_Task objective_
Scan the entries for the word "digit", and copy every line where it appears.
** Information supplied follows **
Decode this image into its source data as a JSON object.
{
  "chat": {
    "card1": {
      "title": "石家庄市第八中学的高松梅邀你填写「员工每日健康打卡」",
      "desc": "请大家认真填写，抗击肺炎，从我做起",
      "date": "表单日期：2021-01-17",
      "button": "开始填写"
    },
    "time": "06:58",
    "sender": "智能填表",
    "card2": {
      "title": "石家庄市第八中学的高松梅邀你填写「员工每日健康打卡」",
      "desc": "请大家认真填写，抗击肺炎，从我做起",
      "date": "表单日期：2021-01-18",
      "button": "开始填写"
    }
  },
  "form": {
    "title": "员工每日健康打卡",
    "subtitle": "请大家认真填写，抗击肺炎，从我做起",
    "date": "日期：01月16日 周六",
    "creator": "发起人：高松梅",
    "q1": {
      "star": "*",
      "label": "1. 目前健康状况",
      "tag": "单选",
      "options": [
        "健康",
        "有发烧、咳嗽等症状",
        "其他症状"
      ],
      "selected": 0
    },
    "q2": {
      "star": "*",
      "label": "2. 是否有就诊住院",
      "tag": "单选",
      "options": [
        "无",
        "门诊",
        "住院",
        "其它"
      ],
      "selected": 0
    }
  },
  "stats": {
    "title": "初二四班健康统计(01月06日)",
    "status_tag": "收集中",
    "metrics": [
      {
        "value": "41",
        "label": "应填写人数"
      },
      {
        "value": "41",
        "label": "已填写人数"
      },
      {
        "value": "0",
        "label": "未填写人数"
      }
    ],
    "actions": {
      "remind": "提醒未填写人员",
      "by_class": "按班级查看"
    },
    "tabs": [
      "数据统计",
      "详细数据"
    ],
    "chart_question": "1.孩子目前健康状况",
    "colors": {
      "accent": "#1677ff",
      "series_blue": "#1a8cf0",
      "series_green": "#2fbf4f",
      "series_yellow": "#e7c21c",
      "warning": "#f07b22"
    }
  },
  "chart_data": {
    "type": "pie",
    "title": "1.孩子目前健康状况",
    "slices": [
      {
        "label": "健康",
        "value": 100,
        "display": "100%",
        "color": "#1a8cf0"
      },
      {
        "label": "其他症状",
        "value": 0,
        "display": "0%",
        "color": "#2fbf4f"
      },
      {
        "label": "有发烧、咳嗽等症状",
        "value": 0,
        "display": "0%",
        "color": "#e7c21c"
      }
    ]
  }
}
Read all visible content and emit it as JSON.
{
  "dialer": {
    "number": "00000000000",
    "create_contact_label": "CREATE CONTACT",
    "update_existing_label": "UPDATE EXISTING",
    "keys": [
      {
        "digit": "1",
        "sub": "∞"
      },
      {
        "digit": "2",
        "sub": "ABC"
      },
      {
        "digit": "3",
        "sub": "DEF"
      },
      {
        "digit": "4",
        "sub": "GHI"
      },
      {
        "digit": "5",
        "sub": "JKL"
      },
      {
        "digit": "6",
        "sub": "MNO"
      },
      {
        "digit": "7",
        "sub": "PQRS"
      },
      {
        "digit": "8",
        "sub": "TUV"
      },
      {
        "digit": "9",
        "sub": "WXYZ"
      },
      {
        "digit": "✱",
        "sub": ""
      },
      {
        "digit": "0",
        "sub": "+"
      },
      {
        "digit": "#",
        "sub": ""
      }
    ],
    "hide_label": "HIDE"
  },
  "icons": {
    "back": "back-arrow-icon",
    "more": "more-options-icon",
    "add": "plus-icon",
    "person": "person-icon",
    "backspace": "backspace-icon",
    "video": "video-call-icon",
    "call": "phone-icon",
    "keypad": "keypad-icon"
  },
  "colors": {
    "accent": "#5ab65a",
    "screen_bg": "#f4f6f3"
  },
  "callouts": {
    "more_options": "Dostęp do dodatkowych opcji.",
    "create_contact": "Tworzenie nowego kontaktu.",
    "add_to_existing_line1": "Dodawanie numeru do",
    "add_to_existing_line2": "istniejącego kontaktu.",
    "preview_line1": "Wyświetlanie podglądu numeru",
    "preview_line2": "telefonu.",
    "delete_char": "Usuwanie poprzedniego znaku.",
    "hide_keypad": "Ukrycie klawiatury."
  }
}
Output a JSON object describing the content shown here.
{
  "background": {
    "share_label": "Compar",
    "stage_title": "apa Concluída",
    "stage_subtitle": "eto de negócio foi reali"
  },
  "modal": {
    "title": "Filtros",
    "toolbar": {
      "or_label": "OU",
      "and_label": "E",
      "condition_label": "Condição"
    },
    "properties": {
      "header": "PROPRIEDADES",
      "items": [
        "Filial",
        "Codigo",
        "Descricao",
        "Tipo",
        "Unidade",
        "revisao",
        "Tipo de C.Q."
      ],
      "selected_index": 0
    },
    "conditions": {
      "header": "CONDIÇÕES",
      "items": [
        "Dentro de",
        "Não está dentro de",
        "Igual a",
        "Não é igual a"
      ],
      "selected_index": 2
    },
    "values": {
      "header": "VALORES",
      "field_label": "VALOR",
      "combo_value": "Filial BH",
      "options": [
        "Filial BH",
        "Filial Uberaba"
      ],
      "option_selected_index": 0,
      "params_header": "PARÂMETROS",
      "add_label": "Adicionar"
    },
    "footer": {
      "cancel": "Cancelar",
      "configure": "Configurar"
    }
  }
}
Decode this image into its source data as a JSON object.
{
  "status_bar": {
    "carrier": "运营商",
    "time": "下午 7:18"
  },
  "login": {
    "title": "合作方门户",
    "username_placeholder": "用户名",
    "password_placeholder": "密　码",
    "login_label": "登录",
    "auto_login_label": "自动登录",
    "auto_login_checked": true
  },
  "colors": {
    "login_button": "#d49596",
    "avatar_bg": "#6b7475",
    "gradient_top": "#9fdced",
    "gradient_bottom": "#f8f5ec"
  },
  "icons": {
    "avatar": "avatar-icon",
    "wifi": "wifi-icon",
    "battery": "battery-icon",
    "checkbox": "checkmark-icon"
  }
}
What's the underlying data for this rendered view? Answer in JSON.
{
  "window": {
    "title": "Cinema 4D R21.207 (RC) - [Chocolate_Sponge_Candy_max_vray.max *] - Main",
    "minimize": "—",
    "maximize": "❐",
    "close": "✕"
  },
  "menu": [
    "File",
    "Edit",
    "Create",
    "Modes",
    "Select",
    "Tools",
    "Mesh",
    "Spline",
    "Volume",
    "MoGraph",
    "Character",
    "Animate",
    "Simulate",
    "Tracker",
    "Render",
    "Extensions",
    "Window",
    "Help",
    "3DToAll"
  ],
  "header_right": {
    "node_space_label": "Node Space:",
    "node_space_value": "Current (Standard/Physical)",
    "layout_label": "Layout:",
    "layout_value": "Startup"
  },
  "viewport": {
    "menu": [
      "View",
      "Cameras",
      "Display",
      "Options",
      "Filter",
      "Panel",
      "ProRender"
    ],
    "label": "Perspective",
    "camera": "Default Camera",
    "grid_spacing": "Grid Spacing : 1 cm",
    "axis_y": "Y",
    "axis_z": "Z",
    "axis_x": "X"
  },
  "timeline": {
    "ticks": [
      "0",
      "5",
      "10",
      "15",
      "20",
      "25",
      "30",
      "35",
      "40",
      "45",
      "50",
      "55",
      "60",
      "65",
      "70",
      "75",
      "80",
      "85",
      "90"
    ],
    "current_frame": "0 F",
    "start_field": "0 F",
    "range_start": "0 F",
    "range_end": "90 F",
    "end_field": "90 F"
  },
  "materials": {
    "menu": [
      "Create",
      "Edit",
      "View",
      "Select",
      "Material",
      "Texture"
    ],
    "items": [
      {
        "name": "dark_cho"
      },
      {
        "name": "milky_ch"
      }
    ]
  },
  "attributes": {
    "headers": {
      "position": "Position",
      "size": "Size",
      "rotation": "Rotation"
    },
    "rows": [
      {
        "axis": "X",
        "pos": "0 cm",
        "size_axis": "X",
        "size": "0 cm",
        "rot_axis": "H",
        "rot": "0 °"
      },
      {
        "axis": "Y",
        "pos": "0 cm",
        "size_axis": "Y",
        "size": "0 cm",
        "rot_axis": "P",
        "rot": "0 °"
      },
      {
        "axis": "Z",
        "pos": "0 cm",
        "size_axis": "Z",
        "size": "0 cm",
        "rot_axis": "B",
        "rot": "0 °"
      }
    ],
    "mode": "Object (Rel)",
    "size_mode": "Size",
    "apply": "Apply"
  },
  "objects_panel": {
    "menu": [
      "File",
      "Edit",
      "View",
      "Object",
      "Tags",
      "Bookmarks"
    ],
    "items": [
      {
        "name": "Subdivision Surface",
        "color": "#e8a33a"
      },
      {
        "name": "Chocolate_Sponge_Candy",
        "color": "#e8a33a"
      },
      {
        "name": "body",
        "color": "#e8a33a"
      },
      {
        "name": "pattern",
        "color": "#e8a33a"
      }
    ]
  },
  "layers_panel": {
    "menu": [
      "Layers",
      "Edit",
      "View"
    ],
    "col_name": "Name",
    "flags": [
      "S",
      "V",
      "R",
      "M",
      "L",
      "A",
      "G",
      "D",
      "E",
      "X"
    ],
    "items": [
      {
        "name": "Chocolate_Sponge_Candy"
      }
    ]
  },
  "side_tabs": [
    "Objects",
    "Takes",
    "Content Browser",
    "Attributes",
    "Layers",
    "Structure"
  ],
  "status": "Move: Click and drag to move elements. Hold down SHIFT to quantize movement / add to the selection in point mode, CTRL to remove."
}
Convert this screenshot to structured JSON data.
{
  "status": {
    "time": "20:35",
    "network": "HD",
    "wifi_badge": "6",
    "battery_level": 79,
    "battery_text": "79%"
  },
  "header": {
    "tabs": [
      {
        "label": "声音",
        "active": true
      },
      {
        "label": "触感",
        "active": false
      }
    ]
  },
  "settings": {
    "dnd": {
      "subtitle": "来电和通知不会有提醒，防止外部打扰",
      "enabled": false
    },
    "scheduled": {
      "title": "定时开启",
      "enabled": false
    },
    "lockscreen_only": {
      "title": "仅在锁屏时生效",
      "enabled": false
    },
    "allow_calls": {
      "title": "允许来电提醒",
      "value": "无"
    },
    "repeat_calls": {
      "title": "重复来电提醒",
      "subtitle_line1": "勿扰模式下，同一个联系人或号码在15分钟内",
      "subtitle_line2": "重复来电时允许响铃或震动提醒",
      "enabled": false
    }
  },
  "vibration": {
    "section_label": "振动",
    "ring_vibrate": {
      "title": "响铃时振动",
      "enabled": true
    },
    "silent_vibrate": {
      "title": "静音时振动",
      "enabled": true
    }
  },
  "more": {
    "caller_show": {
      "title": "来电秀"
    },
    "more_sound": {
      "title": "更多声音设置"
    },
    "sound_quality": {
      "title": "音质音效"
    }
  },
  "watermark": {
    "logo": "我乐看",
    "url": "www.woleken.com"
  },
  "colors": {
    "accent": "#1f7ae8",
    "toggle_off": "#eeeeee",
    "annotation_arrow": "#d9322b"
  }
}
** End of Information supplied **
_Result of the task_
        "digit": "1",
        "digit": "2",
        "digit": "3",
        "digit": "4",
        "digit": "5",
        "digit": "6",
        "digit": "7",
        "digit": "8",
        "digit": "9",
        "digit": "✱",
        "digit": "0",
        "digit": "#",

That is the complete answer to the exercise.